I’ll have to ride him differently, but don’t underestimate Classique Legend

There was a feeling in last year’s The Everest when I knew Classique Legend was going to win. It was at about the 300-metre mark, and with the race being run so frantically the leaders were going to have to tire. I knew what I had left, and I knew they didn’t have much left.

I have been asked about the feeling a lot, what is it actually like to win the world’s richest turf race?

I can only describe it as euphoria. I think a lot of it is due to the build-up throughout the week and the pressure associated with the race. We don’t have anything like it in Sydney.

Having won The Everest three times, I can certainly say it’s a different sensation to a Melbourne Cup. The whole day is so electric, and it will be brilliant to have a crowd back at Royal Randwick on Saturday – even if it is just 10,000 fully vaccinated people.

It’s been quite surreal for the past few months with no punters on track, but the hype about the race this week has certainly got the jockeys a lot more excited.

One thing I will say, this year’s race won’t be run anything like last year. I just can’t see the top jockeys making the same mistake again: going so quick, which suited Classique Legend perfectly. It was just relentless going the speed they went.

Kerrin McEvoy on Classique Legend wins The Everest last year.Credit:Getty

At the 600-metre mark I was thinking, ‘I’m a long way off them, but I know when I press the button I’m going to pick them up’. They duly stopped after doing all that early work. Nature Strip and Eduardo only need to have an easy section for 300 metres down the side then they’re hard to catch. I’ve got to be on top of that.

There are so many things that go through your mind when it comes to tactics for a race like The Everest, even if it is just a 1200m sprint.

The first thing I want is for Classique Legend to be standing straight and concentrating in the barriers. I was thrilled with his barrier five draw, and after we jump, the first couple of strides I’m really focused on my horse.

But after that, my immediate thought will be with the two horses drawn on either side. How’s Trekking jumped to my inside? What about Home Affairs to my outside? I’m conscious of keeping an eye on Hugh Bowman and Lost And Running in barrier two, then I’ll try to identify some of the horses who could settle around me. I’ve got Gytrash and Embracer in that bracket. How am I positioned in relation to them?

Eduardo (left) and Nature Strip will be among Classique Legend’s biggest rivals.Credit:Getty

It sounds like you need a minute-and-a-half to take it all in, but these are the split-second decisions we make as jockeys all the time. They can win you races, and they can lose you races.

But you get used to understanding where your horse needs to be and what’s going on around you pretty quickly. The main thing is, you’ve got to be in tune with your own horse.

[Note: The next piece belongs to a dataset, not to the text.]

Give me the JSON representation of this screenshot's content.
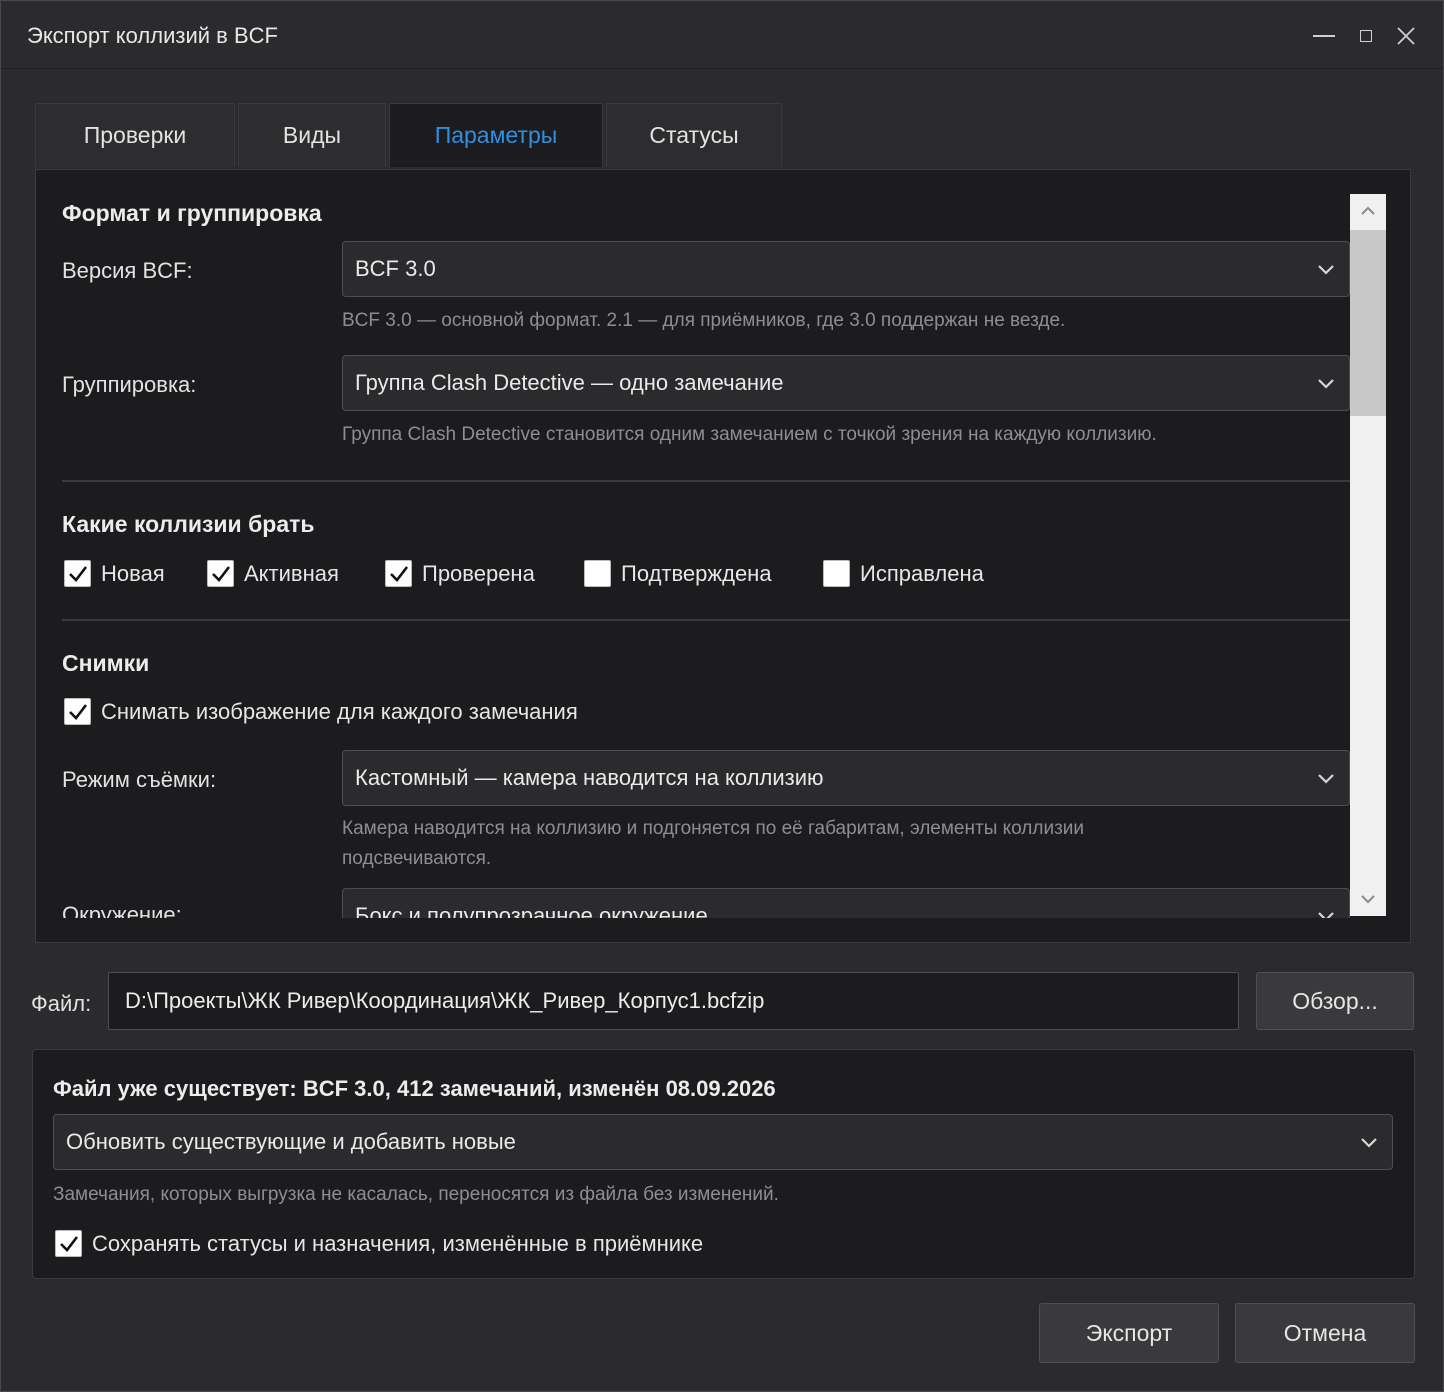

This year is completely different in regards to Classique’s preparation. I haven’t been able to ride him in his work as much as I did last year because we haven’t been allowed to go to trackwork due to COVID protocols.

But the thing that has pleased me most is he’s back looking great and bright in himself. Each time I’ve ridden him at the trials he’s continued to improve and pleased me a bit more.

He’s a brilliant horse first-up and he’s going to need to be this time around. His last trial really did show me he’s back near his best. We just don’t want the track to be heavy. But I wouldn’t put it past his trainer Les Bridge to pull off a masterstroke.

I know I’ll have to give Classique Legend an easy first half, but that doesn’t mean I have to be as far off them as what I was last year. I have to go out there with the understanding he’s first-up.

Can he make a 600m run? I’m not sure, so I have to ensure I’ve got an open mind and potentially ride him a little bit different in regards to when I press the button.

But what I will say is he’s well and truly got his game face on. That’s the impression I took from his latest trial at Randwick last week. Don’t underestimate him even though he’s only raced once since last year’s win in The Everest.

Who will be the main dangers?

I think the obvious horses – Nature Strip, Eduardo and Gytrash – will be hard to beat. But I think the real wildcard is Chris Waller’s three-year-old colt Home Affairs. Waller’s horses can improve sharply from one campaign to another and he’s going to be up ahead of me with the light weight.

Sports news, results and expert commentary. Sign up for our Sport newsletter.

Most Viewed in Sport

From our partners

Source: Read Full Article